Transcribed from The Deseret News, Salt Lake City, UT, June 10, 1971, pp. 1, A-7:

Marine Plane Rolled Just Before Collision

Combined Wire Services


DUARTE, CALIF. — One minutes before a Marine jet fighter and a commercial airliner collided in flight killing 50 persons near here, the military craft executed a 360-degree roll, the sole survivor of the collision told investigators Wednesday.

Brad Dunbar, spokesman for the National Transportation Safety Board team investigating Sunday’s collision, reported that Marine Lt. Christopher Schiess, 24, radar officer of the craft, who parachuted to safety, said the roll was performed at about 15,500 feet.

Dunbar said Schiess’ full statement would not be released. No other details were disclosed.

The collision occurred at about 12,000 feet in a much-traveled air corridor used by commercial flights out of Los Angeles International Airport. The Air West DC9 was being controlled by radar while the Phantom F4 figher-bomber was on a “see and be seen” or visual flight operation.

Maj. Michael Fibisch, public affairs officer at El Toro Marine Air Station where the fighter was based, declined to remark on Schiess’ statement.

However he did say that aerial acrobatics, such as a 360-degree roll, in commercial air corridors are “definitely not” permissible.

Such acrobatics are permisible in some areas such as over the ocean and “outside of any air routes” but “quite a recognized distance away from any trafficked areas,” he said.

Horace Keene, Federal Aviation Administration officer in Los Angeles, was asked about rules covering acrobatics in trafficked areas.

“I’m sure there are regulations covering it, but I’m not sure what they are,” he replied.

Keene did say the area where the collision occurred “was a controlled airspace.”

Earlier in the day in a signed statement, a 15-year-old boy said he saw the Marine fighter doing stunts just before it collided with the Air West jetliner.

Jeff Whittington, 15, was one of 60 eyewitnesses to the collision being interviewed by safety team members, whose task is to determine what caused the crash and who was responsible.

Whittington said he and a friends [sic] saw the military jet “do a spiral and a loop and disappear behind the ridge where they crashed.”

“I saw the left wing of the fighter strike the center of the fuselage of the Air West,” he said. “The military jet went straight down.”

In Washington, Rep. Sherman P. Lloyd, R-Utah, says high-speed military aircraft flying near heavily used commercial air routes around major airports should be required to establish contact with airport radar facilities.

Lloyd said such a rule might help prevent the recurrence of mishaps similar to the one Sunday near Los Angeles.

Thirteen of those killed were from Utah and seven from Idaho.

“It is not known what circumstances led to the collision Sunday or who, if anyone, was at fault,” Lloyd said.

“However,” he added, “it has been brought to my attention by Utah aeronautics officials that military aircraft operating under visual flight rules are not required to report to Federal Aviation Administration air traffic control facilities when entering crowded airways.”

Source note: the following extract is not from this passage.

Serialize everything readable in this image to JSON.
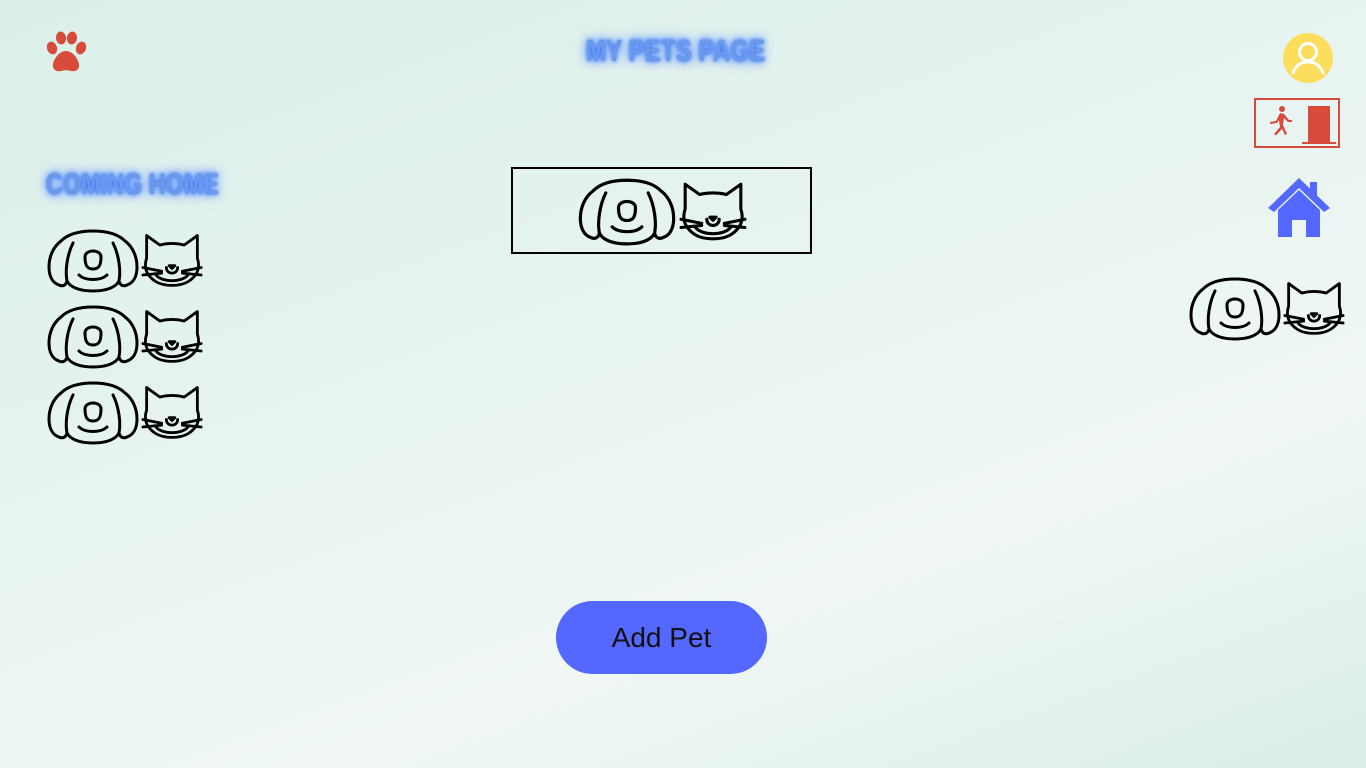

The congressman said many military pilots do so on their own, but said the procedure “should be made a hard, fast rule.”

Lloyd asked Transportation Secretary John Volpe to study his proposal.

Another congressman, Rep. Henry S. Reuss, D-Wis., wants the Navy to bar military flights from commercial flight areas.

In a letter to Navy Secretary John H. Chafee, Reuss Wednesday urged the Navy “to keep military flights under your command away from areas surrounding commercial airports, and out of heavily traveled commercial flight paths.”

And aide said the congressman meant flight paths immediately surrounding commercial airports which commercial planes use for take-offs and for landing approaches.

“Such precautions must be instituted, and must be kept in force at least until fully satisfactory midair collision avoidance systems can be developed and generally installed.”

In Idaho, it was reported the F4 Phantom jet involved in the collision stopped at the Mountain Home Air Force Base for several hours prior to the collision.

Lt. Bill Poythress, a public information officer at the base, said the jet stopped at the Idaho base on a flight from McCord AFB, Wash.

Poythress said he did not know whether repairs were made on the craft at Mountain Home, as some sources have indicated, because the Federal Aviation Agency has impounded all records of the jet’s stopover.

“It’s not unordinary for jet flights of this nature to set down at Mountain Home,” said Poythress. He said pilots logging hours often will land for a couple of hours for various reasons.

The Marine jet flew from Mountain Home to Fallon Naval Air Station, Nev., before proceeding en route to El Toro Naval Air Base near Los Angeles.

Efforts to recover bodies of the victims of Sunday’s crash have been hampered by heavy fog at the crash scene — the 3,600-foot level of rugged Mt. Bliss in the San Gabriel Mountains 40 miles from Los Angeles.

The bodies were being ferried out by helicopter, and by darkness Wednesday only 34 had been recovered and only 11 of those identified.